Entries from a dataset of interfaces

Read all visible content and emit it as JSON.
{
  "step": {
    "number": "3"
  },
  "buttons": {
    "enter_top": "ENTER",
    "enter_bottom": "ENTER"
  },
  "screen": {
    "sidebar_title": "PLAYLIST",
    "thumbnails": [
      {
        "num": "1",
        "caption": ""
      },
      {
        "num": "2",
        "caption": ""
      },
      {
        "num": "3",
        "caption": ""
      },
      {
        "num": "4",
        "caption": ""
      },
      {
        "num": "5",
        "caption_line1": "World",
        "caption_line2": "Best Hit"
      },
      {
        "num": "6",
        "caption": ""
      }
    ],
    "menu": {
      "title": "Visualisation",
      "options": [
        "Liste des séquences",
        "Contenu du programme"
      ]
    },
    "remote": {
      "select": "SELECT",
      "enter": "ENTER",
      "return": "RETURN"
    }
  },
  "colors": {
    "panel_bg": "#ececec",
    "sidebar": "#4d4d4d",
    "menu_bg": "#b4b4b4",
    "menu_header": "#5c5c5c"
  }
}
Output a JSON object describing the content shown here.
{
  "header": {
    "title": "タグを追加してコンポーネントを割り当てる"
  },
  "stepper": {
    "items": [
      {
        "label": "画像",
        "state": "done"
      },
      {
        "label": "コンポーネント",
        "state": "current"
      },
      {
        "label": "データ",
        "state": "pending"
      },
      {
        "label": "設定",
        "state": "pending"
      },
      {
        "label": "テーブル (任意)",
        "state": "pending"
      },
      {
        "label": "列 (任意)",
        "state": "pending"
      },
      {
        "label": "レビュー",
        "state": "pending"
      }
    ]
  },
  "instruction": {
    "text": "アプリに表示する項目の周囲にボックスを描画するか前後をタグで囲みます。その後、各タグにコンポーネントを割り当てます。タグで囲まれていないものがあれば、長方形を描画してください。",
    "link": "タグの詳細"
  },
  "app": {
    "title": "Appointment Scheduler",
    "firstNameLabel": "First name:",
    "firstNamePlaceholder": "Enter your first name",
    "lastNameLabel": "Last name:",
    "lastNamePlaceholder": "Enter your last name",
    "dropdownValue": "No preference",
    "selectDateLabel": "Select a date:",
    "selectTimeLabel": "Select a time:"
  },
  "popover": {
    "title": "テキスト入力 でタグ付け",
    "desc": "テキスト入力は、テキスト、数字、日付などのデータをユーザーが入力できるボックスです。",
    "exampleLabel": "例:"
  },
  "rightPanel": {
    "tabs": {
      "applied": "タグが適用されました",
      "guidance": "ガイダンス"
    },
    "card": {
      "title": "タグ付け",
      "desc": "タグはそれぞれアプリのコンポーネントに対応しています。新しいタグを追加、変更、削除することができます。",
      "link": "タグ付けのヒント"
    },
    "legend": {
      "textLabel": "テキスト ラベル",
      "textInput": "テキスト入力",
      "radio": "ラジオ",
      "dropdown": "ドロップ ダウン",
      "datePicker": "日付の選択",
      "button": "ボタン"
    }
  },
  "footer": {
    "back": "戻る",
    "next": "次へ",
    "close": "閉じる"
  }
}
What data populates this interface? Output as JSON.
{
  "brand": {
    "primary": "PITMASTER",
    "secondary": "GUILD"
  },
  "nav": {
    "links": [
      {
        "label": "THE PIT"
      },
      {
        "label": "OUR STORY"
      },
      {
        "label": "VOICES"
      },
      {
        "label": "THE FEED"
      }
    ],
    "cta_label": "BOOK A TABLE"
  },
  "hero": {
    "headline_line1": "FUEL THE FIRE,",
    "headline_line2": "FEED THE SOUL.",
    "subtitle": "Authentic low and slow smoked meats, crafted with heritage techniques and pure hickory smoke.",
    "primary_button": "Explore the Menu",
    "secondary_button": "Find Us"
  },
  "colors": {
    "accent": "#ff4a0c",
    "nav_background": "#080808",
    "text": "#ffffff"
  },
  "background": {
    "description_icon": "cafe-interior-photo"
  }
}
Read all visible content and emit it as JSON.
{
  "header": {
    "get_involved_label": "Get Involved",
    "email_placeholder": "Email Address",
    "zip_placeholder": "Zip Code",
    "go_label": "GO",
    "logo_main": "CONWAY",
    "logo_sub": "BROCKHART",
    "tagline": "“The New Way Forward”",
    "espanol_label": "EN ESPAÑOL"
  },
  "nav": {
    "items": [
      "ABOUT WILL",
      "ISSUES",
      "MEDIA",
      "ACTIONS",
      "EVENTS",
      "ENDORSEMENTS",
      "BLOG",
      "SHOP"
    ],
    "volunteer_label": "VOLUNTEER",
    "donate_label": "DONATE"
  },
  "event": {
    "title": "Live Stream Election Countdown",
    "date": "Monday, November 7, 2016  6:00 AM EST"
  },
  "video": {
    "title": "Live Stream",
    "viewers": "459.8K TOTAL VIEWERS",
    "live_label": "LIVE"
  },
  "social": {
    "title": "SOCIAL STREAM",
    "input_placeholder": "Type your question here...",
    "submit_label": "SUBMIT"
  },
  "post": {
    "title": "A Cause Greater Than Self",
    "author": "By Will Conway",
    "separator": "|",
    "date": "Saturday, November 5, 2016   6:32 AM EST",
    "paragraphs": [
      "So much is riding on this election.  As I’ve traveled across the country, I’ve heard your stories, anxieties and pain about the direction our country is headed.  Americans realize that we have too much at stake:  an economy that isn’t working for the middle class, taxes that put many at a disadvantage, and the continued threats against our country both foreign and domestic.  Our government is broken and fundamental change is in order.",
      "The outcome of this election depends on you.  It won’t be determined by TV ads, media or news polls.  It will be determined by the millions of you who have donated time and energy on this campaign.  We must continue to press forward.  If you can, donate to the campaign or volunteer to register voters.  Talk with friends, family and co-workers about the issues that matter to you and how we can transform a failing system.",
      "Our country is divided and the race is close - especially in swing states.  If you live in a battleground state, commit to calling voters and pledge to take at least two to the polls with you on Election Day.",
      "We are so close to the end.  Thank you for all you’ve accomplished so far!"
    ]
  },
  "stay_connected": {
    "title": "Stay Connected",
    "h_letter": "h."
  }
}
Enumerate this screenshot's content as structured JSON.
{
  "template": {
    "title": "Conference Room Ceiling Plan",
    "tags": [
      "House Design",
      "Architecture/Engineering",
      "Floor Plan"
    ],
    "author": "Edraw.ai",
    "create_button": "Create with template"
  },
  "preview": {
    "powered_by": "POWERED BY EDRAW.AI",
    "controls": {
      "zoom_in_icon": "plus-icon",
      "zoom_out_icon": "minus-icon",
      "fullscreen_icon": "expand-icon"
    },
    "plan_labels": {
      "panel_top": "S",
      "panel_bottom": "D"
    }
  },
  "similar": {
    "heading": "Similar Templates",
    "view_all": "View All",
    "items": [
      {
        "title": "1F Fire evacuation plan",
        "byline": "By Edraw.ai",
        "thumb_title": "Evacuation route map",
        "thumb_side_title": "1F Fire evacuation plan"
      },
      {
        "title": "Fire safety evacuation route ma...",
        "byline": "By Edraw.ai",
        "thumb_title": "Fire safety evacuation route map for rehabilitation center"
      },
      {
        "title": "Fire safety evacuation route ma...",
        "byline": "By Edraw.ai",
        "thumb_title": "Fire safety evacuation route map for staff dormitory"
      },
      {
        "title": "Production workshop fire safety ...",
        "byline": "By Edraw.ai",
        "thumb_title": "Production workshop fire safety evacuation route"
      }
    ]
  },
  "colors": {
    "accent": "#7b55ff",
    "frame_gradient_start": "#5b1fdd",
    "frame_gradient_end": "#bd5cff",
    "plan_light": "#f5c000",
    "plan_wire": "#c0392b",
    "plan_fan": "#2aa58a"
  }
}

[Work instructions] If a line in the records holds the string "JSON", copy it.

[Solution to this exercise]
Read all visible content and emit it as JSON.
Output a JSON object describing the content shown here.
What data populates this interface? Output as JSON.
Read all visible content and emit it as JSON.
Enumerate this screenshot's content as structured JSON.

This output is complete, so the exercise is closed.